EXERCISE PROMPT
Scan the lines below and report each one containing "content" by copying it.
################
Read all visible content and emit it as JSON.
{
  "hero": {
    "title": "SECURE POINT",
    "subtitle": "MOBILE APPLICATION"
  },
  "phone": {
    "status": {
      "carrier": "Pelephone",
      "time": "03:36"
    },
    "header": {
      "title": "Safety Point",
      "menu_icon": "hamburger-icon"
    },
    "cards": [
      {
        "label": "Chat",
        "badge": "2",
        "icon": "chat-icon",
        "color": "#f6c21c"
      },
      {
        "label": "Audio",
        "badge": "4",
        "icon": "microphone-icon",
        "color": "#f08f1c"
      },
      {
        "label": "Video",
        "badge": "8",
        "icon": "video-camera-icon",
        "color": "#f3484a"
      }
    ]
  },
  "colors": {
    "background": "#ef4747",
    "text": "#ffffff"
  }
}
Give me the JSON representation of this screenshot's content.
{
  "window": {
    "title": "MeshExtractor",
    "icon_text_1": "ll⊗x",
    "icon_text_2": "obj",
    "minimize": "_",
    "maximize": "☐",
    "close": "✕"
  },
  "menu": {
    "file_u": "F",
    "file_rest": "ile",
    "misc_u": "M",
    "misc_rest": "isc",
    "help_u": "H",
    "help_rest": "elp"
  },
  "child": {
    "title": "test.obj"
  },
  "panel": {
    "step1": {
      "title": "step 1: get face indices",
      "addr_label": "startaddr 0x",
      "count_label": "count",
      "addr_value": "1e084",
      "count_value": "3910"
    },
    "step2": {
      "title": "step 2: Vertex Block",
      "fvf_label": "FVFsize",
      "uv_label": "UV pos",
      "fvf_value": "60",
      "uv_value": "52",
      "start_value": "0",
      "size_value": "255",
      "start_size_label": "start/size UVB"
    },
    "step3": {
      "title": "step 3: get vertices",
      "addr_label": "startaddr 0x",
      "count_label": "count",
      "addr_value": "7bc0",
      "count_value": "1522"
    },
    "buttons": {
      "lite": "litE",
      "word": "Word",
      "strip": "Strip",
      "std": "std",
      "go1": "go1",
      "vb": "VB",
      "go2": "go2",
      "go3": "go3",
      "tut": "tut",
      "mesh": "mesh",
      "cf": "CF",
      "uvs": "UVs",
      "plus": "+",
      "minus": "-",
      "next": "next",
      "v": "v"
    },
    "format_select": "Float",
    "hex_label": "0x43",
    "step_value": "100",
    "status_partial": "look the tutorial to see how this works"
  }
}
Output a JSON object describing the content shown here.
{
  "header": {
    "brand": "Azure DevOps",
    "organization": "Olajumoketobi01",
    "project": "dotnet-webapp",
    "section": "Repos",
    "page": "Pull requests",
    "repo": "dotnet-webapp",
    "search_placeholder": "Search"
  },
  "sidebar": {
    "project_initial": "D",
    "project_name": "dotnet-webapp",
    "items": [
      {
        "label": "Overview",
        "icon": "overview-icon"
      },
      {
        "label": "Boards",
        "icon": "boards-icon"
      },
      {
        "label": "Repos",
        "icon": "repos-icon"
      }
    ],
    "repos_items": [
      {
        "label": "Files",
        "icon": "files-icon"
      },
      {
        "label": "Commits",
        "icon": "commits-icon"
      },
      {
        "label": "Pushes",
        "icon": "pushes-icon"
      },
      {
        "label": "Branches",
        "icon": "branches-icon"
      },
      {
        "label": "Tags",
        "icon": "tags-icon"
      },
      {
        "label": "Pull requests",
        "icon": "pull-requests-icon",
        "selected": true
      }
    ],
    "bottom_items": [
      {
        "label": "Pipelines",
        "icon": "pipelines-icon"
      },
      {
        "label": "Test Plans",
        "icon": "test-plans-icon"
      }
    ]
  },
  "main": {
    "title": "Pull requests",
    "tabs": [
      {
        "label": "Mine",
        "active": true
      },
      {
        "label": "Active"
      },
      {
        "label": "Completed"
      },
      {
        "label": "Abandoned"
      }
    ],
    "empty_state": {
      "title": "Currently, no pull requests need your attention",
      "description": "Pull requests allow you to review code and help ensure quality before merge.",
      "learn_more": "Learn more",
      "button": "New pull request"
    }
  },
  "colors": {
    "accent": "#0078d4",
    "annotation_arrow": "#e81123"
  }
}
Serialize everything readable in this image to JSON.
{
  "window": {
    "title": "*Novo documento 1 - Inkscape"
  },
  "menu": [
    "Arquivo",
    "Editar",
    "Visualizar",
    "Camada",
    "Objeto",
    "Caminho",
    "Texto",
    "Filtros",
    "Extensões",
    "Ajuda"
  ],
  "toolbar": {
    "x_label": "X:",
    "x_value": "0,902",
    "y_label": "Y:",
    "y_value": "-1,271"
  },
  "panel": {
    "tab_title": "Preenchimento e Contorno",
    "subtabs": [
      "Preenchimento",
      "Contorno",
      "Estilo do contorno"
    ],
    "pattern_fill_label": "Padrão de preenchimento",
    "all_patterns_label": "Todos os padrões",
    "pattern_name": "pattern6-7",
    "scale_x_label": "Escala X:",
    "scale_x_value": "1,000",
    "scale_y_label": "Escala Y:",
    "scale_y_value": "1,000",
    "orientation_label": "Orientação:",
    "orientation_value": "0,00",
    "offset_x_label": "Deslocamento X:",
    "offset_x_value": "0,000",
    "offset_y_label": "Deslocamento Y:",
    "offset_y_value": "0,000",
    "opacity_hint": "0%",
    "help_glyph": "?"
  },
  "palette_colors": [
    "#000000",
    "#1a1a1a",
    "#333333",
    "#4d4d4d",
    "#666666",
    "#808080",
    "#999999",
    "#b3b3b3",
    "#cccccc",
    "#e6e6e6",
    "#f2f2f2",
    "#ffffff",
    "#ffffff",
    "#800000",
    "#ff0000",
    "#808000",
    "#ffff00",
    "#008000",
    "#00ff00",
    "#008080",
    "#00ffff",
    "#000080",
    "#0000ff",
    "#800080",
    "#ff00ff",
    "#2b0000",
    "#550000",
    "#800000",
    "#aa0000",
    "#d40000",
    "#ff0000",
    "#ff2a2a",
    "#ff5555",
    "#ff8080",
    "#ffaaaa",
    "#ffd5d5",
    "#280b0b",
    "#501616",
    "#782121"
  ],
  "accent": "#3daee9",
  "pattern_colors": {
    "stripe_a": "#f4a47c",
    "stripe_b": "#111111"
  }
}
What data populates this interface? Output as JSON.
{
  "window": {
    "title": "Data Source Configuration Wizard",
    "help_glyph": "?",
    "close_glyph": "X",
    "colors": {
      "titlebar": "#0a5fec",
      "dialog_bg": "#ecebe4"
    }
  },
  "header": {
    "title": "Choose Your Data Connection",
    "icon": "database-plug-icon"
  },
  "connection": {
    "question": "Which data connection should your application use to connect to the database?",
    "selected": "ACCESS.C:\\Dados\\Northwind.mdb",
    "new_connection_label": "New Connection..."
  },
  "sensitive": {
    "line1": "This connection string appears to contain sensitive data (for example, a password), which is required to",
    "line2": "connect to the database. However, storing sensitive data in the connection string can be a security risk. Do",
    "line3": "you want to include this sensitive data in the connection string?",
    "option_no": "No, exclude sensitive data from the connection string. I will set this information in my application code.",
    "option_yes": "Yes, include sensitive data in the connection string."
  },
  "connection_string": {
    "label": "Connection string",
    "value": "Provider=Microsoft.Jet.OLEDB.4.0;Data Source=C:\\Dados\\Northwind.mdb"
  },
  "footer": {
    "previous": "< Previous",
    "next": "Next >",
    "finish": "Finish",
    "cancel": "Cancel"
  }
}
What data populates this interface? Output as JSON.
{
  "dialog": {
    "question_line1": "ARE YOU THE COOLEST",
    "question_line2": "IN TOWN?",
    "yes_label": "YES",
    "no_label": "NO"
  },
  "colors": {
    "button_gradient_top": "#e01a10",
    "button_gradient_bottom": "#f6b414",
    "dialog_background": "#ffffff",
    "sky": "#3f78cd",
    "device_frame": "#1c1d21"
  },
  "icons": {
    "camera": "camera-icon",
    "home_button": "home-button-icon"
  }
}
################
SOLUTION
Read all visible content and emit it as JSON.
Give me the JSON representation of this screenshot's content.
Output a JSON object describing the content shown here.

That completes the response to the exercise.